Leaning or Elimination or Waste – either in Time, unnecessary physical movement or entire pieces of the process is usually considered good and beneficial, but may not be, always. Leaning can cause sub-optimization at an organizational level when performed within the perspective of a Department or just a workgroup alone! It can cause additional waste down or up the process stream wiping out any gains that accrue from leaning a part of the process!
In an Lean Manufacturing Environment, these kinds of problems become immediately obvious and a solution is sought very soon after it is discovered. Speeding up one step in a manufacturing process by leaning can cause a build-up of Work In Progress inventories down the assembly line. The downstream process may need to employ additional resources, wiping out any savings that the now lean upstream process claims.
In many organizational business processes, these may not be so apparent immediately but sooner or later they will show up. For example in an Accounts Payables process, they find a quicker, faster way to process invoices and pay vendors. This may not be desirable from a cash flow perspective since more cash is moving out faster, causing headaches for the Finance and Accounting department that needs to make sure that this cash is available sooner than needed before.
Business Processes, when running smoothly, may be in balance, albeit in an inefficient way, overall. Leaning of activities may need to make sure that processes upstream and downstream are not affected adversely. Not doing this may only provide an illusion of actual gain while the overall effect may not be that beneficial!

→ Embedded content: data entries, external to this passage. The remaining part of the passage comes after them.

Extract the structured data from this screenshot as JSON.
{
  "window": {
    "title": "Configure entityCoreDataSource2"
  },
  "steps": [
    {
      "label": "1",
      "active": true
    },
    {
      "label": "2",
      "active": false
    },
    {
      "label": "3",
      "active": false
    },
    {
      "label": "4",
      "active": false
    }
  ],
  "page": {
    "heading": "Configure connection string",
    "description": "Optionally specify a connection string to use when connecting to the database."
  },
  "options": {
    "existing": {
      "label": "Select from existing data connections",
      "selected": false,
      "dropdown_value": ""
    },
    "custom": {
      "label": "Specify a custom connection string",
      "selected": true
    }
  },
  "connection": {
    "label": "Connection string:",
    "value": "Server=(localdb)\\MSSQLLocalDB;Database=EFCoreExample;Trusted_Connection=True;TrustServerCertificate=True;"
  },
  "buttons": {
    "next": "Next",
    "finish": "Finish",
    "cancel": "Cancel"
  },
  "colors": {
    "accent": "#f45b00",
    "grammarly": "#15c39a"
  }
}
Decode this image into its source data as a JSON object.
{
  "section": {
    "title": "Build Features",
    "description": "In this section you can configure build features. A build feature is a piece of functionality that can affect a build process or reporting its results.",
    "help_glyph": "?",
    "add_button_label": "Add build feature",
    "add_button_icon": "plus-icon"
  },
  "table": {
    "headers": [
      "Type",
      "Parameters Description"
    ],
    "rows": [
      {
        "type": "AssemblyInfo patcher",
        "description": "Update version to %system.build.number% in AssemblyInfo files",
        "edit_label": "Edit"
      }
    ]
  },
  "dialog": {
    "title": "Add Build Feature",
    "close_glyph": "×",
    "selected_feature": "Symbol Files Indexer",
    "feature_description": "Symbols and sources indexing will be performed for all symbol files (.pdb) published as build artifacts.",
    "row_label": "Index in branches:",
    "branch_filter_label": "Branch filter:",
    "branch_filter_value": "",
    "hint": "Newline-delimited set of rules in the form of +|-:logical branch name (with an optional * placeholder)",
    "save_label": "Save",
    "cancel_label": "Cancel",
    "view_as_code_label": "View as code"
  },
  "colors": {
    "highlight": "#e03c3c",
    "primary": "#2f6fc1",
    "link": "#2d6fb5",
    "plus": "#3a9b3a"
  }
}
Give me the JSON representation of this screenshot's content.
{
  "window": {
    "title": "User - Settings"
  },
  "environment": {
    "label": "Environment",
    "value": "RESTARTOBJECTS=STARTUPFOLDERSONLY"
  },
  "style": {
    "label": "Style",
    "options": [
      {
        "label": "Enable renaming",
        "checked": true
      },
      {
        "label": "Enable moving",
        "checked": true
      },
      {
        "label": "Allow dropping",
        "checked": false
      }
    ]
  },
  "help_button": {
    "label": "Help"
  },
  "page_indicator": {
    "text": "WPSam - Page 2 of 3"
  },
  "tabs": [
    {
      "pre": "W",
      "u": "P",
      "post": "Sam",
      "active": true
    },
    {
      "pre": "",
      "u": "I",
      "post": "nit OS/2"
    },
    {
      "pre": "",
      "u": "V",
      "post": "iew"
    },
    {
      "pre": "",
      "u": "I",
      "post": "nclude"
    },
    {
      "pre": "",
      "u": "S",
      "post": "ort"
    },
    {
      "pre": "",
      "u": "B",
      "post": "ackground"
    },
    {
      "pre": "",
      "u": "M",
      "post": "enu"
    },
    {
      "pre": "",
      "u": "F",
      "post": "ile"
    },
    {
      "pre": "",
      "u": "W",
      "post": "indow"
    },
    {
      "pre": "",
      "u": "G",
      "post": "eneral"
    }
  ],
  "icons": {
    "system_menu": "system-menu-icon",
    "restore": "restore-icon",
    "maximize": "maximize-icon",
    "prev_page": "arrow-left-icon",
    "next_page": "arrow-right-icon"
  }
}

The most dangerous kind of waste is the waste we do not recognize.- Shigeo Shingo (Toyota)